On October 15, the Trump administration is expected to certify whether Iran is in compliance with the deal in which Iran agreed to various restrictions on its nuclear program.
What is the Agreement?
The deal in question, formally the Joint Comprehensive Plan of Acton (JCPOA) was signed in Vienna, Austria in July 2015. Signators represented Iran itself, all five permanent members of the U.N. Security Council, Germany, and the EU. Iran agreed to throttle back specified aspects of its nuclear program, and to assist a rigorous inspections regime.

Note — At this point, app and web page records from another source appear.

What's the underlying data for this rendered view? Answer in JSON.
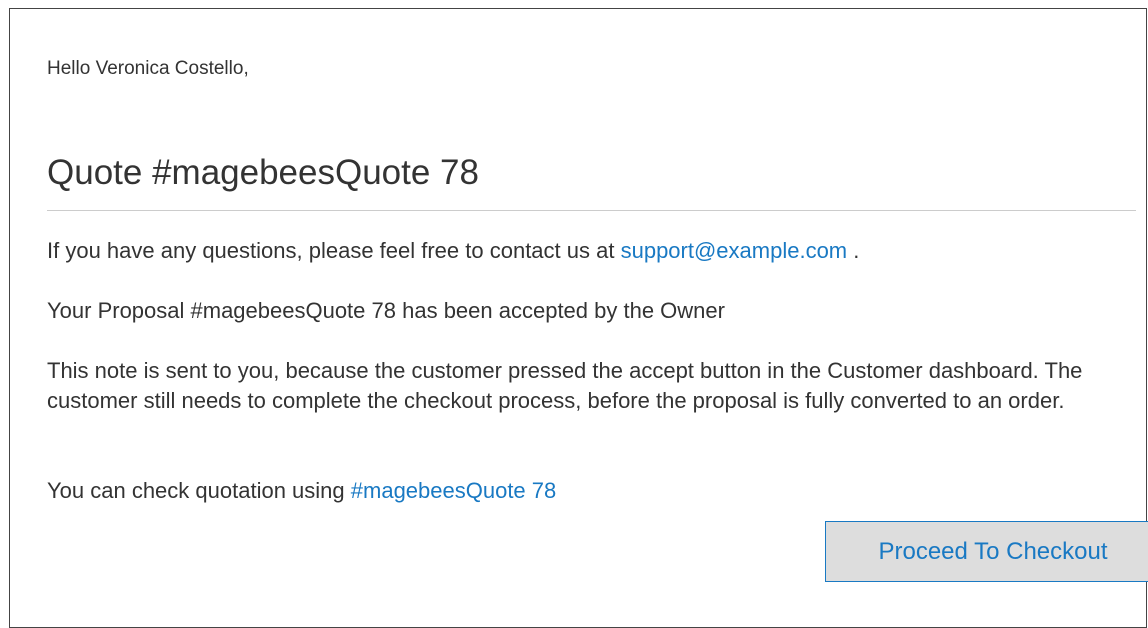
{
  "email": {
    "greeting": "Hello Veronica Costello,",
    "title": "Quote #magebeesQuote 78",
    "contact": {
      "prefix": "If you have any questions, please feel free to contact us at",
      "email_link": "support@example.com",
      "suffix": "."
    },
    "accepted_message": "Your Proposal #magebeesQuote 78 has been accepted by the Owner",
    "note": "This note is sent to you, because the customer pressed the accept button in the Customer dashboard. The customer still needs to complete the checkout process, before the proposal is fully converted to an order.",
    "check": {
      "prefix": "You can check quotation using",
      "quote_link": "#magebeesQuote 78"
    },
    "checkout_button_label": "Proceed To Checkout"
  },
  "colors": {
    "link": "#1979c3",
    "text": "#333333",
    "button_background": "#dddddd",
    "divider": "#cccccc"
  }
}
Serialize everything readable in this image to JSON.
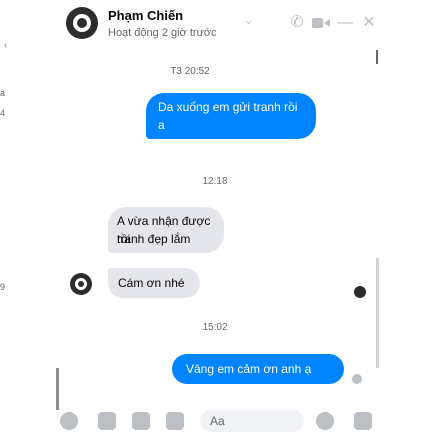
{
  "header": {
    "name": "Phạm Chiến",
    "status": "Hoạt động 2 giờ trước",
    "icons": [
      "phone-icon",
      "video-icon",
      "minimize-icon",
      "close-icon"
    ]
  },
  "edge": {
    "left_a": "a",
    "left_4": "4",
    "left_9": "9"
  },
  "messages": [
    {
      "type": "timestamp",
      "text": "T3 20:52"
    },
    {
      "type": "outgoing",
      "lines": [
        "Da xuống em gửi tranh rồi",
        "a"
      ]
    },
    {
      "type": "timestamp",
      "text": "12:18"
    },
    {
      "type": "incoming",
      "lines": [
        "A vừa nhận được rồi",
        "tranh đẹp lắm"
      ]
    },
    {
      "type": "incoming",
      "lines": [
        "Cám ơn nhé"
      ]
    },
    {
      "type": "timestamp",
      "text": "15:02"
    },
    {
      "type": "outgoing",
      "lines": [
        "Vâng em cảm ơn anh ạ"
      ]
    }
  ],
  "composer": {
    "placeholder": "Aa",
    "icons": [
      "plus-icon",
      "image-icon",
      "sticker-icon",
      "gif-icon",
      "emoji-icon",
      "like-icon"
    ]
  },
  "colors": {
    "accent": "#0084ff",
    "incoming_bubble": "#e4e6eb",
    "muted": "#65676b"
  }
}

In return the other signators agreed to lift sanctions they had formerly had in place, and to unfreeze Iranian assets.
What has Trump Said?
Addressing the United Nations on September 19, President Trump described JCPOA as “one of the worst and most one-sided transactions the United States has ever entered into,” and an “embarrassment.” Under U.S. law, a refusal to certify Iran’s compliance at the required 90 day intervals would allow Congress to re-impose the sanctions.
Elsewhere in the Administration
Secretary of State Rex Tillerson believes that Iran has complied with its literal obligations under the deal, but also that Iran has misbehaved on regional security, violating “expectations” created by JCPOA.
The Punch Line
The Trump administration seems inclined to find some pretext to scuttle the deal with Iran. That would have unpredictable consequences.